Using the listing below, select the lines with the word "Comments" and copy them.

== Segment start ==

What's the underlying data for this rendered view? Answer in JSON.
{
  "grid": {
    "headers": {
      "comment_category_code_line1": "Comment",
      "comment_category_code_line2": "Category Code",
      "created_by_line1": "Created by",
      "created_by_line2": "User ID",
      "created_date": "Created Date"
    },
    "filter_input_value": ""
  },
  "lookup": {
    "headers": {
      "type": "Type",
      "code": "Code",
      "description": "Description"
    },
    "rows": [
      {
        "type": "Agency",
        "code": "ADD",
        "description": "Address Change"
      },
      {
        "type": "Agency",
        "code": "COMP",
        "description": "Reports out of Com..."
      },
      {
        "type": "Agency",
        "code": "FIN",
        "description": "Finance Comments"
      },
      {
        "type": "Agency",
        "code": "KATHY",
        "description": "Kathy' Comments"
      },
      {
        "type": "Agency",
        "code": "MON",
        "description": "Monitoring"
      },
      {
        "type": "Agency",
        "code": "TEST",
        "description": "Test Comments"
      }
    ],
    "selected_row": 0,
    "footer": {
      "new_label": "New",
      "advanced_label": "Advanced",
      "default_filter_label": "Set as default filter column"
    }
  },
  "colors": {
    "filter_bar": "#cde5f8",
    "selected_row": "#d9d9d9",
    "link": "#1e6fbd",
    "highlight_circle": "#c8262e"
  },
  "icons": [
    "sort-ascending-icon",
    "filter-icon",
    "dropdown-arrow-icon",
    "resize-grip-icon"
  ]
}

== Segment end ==

ANSWER TO THE EXERCISE:
        "description": "Finance Comments"
        "description": "Kathy' Comments"
        "description": "Test Comments"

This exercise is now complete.